What to do – Please copy each line below that contains the string "title".

== Segment start ==

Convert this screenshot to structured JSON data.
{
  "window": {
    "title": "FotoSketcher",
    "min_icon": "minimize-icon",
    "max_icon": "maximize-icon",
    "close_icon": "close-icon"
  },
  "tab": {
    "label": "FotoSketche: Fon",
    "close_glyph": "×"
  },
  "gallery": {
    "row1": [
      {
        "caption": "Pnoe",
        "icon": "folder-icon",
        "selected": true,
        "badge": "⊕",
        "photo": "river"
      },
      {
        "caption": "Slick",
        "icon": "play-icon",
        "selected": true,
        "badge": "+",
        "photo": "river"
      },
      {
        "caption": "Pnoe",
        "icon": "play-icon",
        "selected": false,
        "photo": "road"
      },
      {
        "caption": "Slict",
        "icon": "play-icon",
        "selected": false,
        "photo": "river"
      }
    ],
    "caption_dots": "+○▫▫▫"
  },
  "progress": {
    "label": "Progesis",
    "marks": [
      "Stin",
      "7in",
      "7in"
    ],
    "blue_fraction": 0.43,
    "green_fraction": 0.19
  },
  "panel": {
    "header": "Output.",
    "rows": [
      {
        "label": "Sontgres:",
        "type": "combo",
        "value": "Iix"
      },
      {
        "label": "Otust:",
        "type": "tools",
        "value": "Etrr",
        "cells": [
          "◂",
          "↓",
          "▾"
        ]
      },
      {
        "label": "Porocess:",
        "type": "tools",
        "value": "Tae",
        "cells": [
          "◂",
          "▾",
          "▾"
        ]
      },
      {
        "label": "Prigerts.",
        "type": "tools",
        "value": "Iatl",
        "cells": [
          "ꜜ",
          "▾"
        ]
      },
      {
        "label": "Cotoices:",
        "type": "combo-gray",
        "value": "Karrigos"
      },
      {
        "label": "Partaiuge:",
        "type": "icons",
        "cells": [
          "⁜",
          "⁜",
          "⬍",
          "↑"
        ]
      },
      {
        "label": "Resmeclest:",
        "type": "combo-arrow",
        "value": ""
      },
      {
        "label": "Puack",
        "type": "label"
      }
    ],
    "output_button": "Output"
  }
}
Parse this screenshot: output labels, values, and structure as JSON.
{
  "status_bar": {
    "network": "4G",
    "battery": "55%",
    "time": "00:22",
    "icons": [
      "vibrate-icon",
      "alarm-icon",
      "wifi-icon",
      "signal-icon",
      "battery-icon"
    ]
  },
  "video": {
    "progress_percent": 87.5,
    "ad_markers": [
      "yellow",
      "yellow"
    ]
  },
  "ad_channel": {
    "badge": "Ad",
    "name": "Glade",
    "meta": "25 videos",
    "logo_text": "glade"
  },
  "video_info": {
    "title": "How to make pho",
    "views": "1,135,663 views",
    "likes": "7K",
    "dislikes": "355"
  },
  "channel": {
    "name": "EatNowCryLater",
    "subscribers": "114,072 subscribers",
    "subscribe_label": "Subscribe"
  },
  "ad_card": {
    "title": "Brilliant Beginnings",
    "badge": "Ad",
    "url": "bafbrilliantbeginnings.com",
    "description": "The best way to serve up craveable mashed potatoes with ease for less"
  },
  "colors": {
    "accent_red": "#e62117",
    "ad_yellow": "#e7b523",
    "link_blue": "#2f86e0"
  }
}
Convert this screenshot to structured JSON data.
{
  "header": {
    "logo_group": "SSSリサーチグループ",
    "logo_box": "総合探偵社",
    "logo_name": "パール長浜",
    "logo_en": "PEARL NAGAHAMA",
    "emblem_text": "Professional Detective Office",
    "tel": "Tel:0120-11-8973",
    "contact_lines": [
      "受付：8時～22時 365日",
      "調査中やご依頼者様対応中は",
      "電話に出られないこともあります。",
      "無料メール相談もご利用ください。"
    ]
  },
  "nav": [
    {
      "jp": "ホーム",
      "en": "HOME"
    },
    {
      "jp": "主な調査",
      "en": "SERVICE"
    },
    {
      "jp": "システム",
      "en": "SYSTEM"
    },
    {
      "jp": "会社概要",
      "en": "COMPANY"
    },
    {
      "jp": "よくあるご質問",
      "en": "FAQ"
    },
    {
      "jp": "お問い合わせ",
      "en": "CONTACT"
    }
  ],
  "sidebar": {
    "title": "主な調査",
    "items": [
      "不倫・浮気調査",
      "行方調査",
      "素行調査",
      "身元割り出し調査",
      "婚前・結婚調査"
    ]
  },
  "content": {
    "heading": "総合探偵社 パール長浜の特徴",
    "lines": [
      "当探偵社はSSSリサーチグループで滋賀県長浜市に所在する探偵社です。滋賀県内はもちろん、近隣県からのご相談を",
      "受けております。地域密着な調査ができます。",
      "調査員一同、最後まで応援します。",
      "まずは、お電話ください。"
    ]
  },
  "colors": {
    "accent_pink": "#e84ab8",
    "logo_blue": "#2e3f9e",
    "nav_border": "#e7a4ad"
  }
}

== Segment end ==

Response for this exercise –
    "title": "FotoSketcher",
    "title": "How to make pho",
    "title": "Brilliant Beginnings",
    "title": "主な調査",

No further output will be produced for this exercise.